The most slippery material of the world that has ever been created is known as ‘BAM’. It is nearly as hard as diamond and is more slippery as compared to Teflon and is capable of making components last many times longer.
Third hardest to diamond and cubic boron nitride, this innovative material includes boron, aluminium and magnesium (AlMgB14) with titanium boride (TiB2) producing a superhard substance. In 1999, BAM was accidentally discovered at the US Department of Energy Ames Laboratory in Iowa after efforts were being made to make a substance that generates electricity when heated.
The unique composition of BAM has provided it with a very desirable edge. It displayed superb hardness and incredibly low coefficients of friction.
A materials scientist at Iowa State University in Ames, Alan Russell told:
“Its hardness was discovered by accident. We had a terrible time cutting it, grinding it, or polishing it.”
The accidental discovery of BAM, luckily for Ames Lab, steered the development of a $3-million program to promote the progress of the new material into a usable substance that could help significantly increase energy efficiency and material resiliency.
The material has a coefficient of friction less than half that of the former record holding material of Teflon. BAM has a coefficient of friction of 0.02 whereas the coefficient of friction of Teflon is 0.05. For a general reference, a frictional coefficient of 0.16 is maintained by steel.

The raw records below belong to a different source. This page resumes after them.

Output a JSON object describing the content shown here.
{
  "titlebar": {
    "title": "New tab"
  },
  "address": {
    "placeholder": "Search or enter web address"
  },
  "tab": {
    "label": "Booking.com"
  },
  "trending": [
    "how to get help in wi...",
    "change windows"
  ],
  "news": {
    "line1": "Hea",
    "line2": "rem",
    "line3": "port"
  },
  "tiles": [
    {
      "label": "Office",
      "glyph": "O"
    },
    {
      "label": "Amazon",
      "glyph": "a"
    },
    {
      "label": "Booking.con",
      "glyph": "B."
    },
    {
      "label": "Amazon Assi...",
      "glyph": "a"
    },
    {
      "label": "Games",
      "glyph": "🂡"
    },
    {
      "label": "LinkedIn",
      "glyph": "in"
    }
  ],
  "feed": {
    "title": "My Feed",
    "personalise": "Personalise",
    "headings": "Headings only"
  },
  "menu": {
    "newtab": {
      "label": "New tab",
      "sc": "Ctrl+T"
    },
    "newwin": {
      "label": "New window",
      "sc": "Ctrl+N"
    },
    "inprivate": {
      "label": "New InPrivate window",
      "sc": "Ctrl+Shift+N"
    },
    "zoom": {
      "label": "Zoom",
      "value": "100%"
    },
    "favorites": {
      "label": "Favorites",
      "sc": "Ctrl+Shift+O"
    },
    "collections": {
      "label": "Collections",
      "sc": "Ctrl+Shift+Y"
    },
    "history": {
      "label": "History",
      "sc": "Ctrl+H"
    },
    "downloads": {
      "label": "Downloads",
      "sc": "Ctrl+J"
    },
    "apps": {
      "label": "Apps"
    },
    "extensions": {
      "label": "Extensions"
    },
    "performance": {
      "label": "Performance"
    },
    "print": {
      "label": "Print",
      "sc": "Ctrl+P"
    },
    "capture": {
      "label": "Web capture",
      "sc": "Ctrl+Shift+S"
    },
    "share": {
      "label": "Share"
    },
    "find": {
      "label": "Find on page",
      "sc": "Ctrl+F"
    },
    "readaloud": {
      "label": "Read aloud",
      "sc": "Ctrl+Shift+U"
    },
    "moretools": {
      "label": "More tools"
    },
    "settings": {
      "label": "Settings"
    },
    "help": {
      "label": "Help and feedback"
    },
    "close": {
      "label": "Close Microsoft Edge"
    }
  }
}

Through the application of BAM as a micro-thin coating to several different surfaces, thereby offering the energy and longevity benefits of BAM. BAM may perhaps save US industry alone 330 trillion kilojoules (9 billion kilowatt-hours) every year by 2030, translating into about $179 million of savings a year as per the estimates of Bruce Cook, the lead investigator on the Ames Lab project.
Presently, the mechanical physiognomies of BAM are being studied because it is not well known why the material maintains such dexterity. Generally, a material will only show either the characteristics of hardness or low friction points, however it is an utterly new phenomenon in which both were discovered at high degrees within the same material.
BAM has the capability to solve ‘frictional wear’ which is the worst nightmare of every engineer. Friction degrades machines, expends massive amounts of energy, and adds a large degree of complexity to design. But, BAM might help in the alleviation of much of the tension by arranging for a super hard, incredibly slippery material that assists machines last much longer than ever before.